PROBLEM REQUIREMENTS:
Pick out the lines below that contain the string "JSON" and copy them all.

INFORMATION GIVEN:
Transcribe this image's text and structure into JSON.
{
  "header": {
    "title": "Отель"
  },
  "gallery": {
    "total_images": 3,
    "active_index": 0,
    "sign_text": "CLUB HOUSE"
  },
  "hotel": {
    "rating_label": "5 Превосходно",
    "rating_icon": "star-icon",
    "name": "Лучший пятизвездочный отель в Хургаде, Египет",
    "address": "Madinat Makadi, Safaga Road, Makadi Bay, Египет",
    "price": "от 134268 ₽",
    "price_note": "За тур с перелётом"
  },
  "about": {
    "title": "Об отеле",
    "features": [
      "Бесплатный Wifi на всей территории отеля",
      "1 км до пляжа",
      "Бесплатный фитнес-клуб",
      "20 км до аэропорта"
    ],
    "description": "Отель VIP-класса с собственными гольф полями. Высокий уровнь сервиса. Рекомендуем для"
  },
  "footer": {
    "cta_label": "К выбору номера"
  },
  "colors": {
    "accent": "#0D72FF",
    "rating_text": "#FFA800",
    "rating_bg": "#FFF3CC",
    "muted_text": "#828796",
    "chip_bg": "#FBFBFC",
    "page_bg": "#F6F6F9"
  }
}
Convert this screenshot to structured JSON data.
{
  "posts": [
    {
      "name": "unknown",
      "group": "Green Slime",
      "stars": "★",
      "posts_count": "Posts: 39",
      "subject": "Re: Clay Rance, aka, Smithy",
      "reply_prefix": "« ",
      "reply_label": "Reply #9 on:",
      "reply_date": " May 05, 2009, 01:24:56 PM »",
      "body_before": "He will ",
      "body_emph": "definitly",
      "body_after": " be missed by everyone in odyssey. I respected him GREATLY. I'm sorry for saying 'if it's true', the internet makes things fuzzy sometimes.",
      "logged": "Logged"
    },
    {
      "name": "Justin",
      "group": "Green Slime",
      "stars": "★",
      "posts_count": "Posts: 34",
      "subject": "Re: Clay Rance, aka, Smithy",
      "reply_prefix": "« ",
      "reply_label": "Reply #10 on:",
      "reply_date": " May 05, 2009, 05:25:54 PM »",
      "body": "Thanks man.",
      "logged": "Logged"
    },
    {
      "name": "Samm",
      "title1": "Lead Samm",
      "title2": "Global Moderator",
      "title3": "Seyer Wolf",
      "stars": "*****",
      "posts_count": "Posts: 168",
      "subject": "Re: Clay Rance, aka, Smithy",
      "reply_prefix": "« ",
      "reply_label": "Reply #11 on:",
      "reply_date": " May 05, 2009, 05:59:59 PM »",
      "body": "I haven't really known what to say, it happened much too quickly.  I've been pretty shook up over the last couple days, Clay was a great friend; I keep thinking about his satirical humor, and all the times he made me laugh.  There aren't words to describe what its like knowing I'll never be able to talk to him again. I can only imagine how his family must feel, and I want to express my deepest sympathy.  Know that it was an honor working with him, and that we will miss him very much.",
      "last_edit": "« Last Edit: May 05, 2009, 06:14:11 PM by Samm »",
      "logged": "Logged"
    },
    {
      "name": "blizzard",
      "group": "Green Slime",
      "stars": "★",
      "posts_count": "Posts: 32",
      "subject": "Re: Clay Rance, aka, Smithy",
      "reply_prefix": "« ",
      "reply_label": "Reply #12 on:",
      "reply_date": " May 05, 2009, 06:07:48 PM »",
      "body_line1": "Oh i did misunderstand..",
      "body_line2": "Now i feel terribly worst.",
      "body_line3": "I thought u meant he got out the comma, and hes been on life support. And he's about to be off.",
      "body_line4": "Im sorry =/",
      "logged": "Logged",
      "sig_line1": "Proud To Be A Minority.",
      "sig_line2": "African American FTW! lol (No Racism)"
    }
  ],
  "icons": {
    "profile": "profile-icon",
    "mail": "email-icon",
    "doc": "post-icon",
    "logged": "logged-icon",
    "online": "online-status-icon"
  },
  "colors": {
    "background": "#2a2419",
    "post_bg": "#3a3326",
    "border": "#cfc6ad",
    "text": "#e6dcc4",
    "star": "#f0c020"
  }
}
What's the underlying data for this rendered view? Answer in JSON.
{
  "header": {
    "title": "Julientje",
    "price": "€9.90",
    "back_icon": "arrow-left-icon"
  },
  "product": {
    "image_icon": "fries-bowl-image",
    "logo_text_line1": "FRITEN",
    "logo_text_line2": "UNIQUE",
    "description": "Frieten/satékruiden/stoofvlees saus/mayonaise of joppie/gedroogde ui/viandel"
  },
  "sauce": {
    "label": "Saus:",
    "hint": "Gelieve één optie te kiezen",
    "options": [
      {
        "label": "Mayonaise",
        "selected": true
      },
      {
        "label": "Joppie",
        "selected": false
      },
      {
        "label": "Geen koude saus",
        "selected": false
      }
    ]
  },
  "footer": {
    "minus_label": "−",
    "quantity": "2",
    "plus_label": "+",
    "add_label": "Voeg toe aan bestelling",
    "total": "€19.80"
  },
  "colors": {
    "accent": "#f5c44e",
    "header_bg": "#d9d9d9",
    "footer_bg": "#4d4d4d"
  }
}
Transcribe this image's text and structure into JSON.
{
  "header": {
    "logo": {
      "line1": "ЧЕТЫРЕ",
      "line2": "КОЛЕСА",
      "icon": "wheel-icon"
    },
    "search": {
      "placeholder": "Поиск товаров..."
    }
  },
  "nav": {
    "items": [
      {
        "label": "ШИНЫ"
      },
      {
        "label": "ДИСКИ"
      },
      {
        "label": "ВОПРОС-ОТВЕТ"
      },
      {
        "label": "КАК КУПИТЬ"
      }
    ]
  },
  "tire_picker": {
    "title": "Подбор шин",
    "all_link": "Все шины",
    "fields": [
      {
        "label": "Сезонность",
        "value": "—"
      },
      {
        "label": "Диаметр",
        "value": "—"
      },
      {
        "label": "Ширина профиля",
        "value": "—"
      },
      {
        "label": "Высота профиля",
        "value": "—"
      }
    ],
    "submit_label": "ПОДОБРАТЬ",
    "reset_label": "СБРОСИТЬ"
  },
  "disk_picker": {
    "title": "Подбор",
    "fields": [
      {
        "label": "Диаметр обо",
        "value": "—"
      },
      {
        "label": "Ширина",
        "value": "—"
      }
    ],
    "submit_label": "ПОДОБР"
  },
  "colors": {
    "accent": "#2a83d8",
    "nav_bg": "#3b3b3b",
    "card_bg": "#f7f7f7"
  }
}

SOLUTION FOR THIS TASK:
Transcribe this image's text and structure into JSON.
Convert this screenshot to structured JSON data.
What's the underlying data for this rendered view? Answer in JSON.
Transcribe this image's text and structure into JSON.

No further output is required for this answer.